     [value] => Autism Spectrum Disorders: The Comple...
     [ptn] => product
     [type] => post_type

You have 7 areas to hook in the javascript:

  1. before_categories (only advanced theme)
  2. before_excerpt (only advanced theme)
  3. after_excerpt (only advanced theme)
  4. before_badges (both themes)
  5. after_badges (both themes)
  6. after_price (both themes)
  7. after_title (both themes)

A php hook must be an associative array.
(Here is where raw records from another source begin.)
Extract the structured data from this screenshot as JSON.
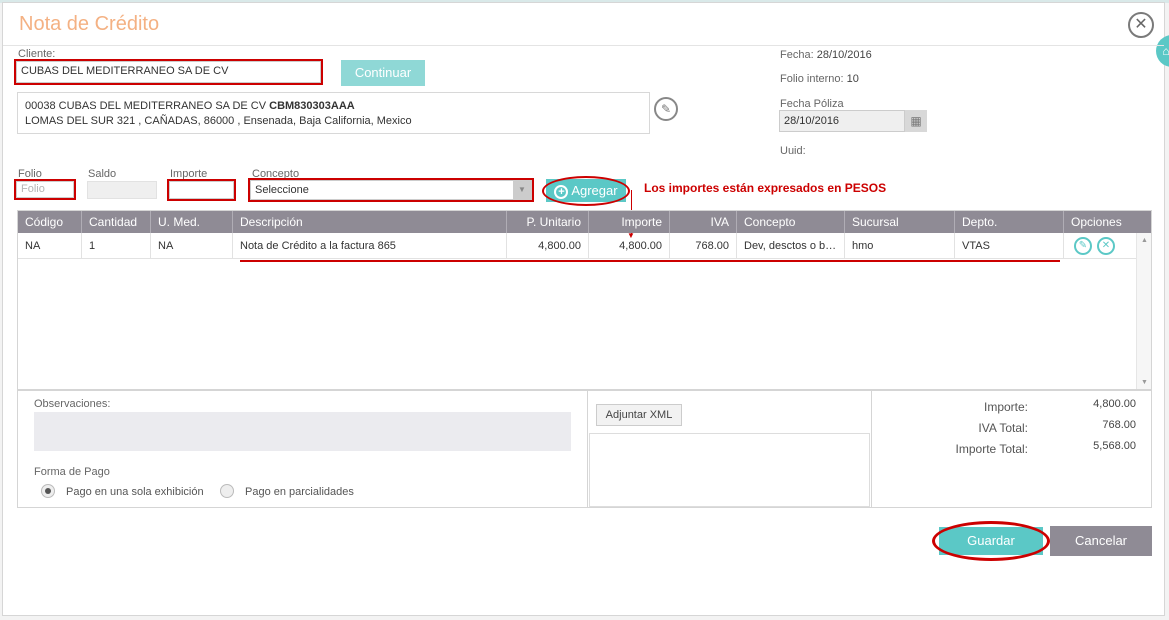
{
  "dialog": {
    "title": "Nota de Crédito",
    "close_icon": "close-icon",
    "side_tab_icon": "tag-icon"
  },
  "cliente": {
    "label": "Cliente:",
    "value": "CUBAS DEL MEDITERRANEO SA DE CV",
    "continuar_label": "Continuar",
    "address_line1_prefix": "00038 CUBAS DEL MEDITERRANEO SA DE CV",
    "rfc": "CBM830303AAA",
    "address_line2": "LOMAS DEL SUR 321 , CAÑADAS, 86000 , Ensenada, Baja California, Mexico",
    "edit_icon": "pencil-icon"
  },
  "info": {
    "fecha_label": "Fecha:",
    "fecha_value": "28/10/2016",
    "folio_interno_label": "Folio interno:",
    "folio_interno_value": "10",
    "fecha_poliza_label": "Fecha Póliza",
    "fecha_poliza_value": "28/10/2016",
    "calendar_icon": "calendar-icon",
    "uuid_label": "Uuid:"
  },
  "form": {
    "folio_label": "Folio",
    "folio_placeholder": "Folio",
    "saldo_label": "Saldo",
    "importe_label": "Importe",
    "concepto_label": "Concepto",
    "concepto_value": "Seleccione",
    "agregar_label": "Agregar",
    "note": "Los importes están expresados en PESOS"
  },
  "grid": {
    "columns": [
      "Código",
      "Cantidad",
      "U. Med.",
      "Descripción",
      "P. Unitario",
      "Importe",
      "IVA",
      "Concepto",
      "Sucursal",
      "Depto.",
      "Opciones"
    ],
    "rows": [
      {
        "codigo": "NA",
        "cantidad": "1",
        "umed": "NA",
        "descripcion": "Nota de Crédito a la factura 865",
        "punitario": "4,800.00",
        "importe": "4,800.00",
        "iva": "768.00",
        "concepto": "Dev, desctos o b…",
        "sucursal": "hmo",
        "depto": "VTAS"
      }
    ]
  },
  "bottom": {
    "observaciones_label": "Observaciones:",
    "forma_pago_label": "Forma de Pago",
    "pago_unico_label": "Pago en una sola exhibición",
    "pago_parcial_label": "Pago en parcialidades",
    "pago_selected": "Pago en una sola exhibición",
    "adjuntar_label": "Adjuntar XML",
    "importe_label": "Importe:",
    "importe_value": "4,800.00",
    "iva_label": "IVA Total:",
    "iva_value": "768.00",
    "total_label": "Importe Total:",
    "total_value": "5,568.00"
  },
  "actions": {
    "guardar_label": "Guardar",
    "cancelar_label": "Cancelar"
  },
  "colors": {
    "accent": "#5bc8c6",
    "title": "#f4b183",
    "header": "#8f8b95",
    "highlight": "#cc0000"
  }
}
Example funtion to add ‘Author’ to the suggestions after the price.

function your_function_name( $args ){

   $post_id = $args['id'];

   /* get your data */
   $author_name = get_post_meta( $post_id, '_author', true );

   /* build the associative array */
   $author_data = array(
      'label' => 'Author:', /* The label before the string to show */
      'value' => $author_name, /* the value as string to show */
      'hide_on_mobile' => true, /* hide on mobile devices? true/false */

   /* now add your array to the args array which passed to this function on top and will be returned */
   $args['after_price']['author_1'] = $author_data;
   /* the author_1 can be any name. This will be used as the CSS class name in front to be able to style the output */
   /* you can also add more arrays after $args['after_price'] to show more data like: $args['after_price']['author_2'] = $author2_data; */

   return $args;

add_filter( 'isrc_format_output','your_function_name', 10, 1 );

Filter: isrc_post_before_insert / isrc_taxonomy_before_insert

This filters are called before the search terms of the current post/taxonomy is inserted into the db. This is a usefull filter if you have your metavalue need more actions to get a search term. i-Search will look for dublicates and filter them out later.

The filter contains only the search terms as an array. You can add or remove data to the array.

Example to add extra search terms to a post/taxonomy:

function your_function_name( $terms, $post_id, $data ){

  /* get your extra data */
  $isbn = get_post_meta( $post_id, 'isbn', true );

  /* append to $terms */
  $terms[] = $isbn;

  return $terms;


add_filter('isrc_post_before_insert','your_function_name',10 , 3);

7. Shortcodes

i-Search have 1 shortcode with 2 variables to insert the search field into a post.


To change the default template. Allowed args: clean / advanced
[isrc_ajax_search theme='clean']

To change the default placeholder text. Allowed args: any string
[isrc_ajax_search theme='clean' placeholder='My custom placeholder text']

8. PHP functions

show_i_search_form( $atts = array() )

Shows the search field with PHP.



$atts = array(
        'theme' => 'advanced',
        'placeholder' => 'Start searching...'

echo show_i_search_form( $atts );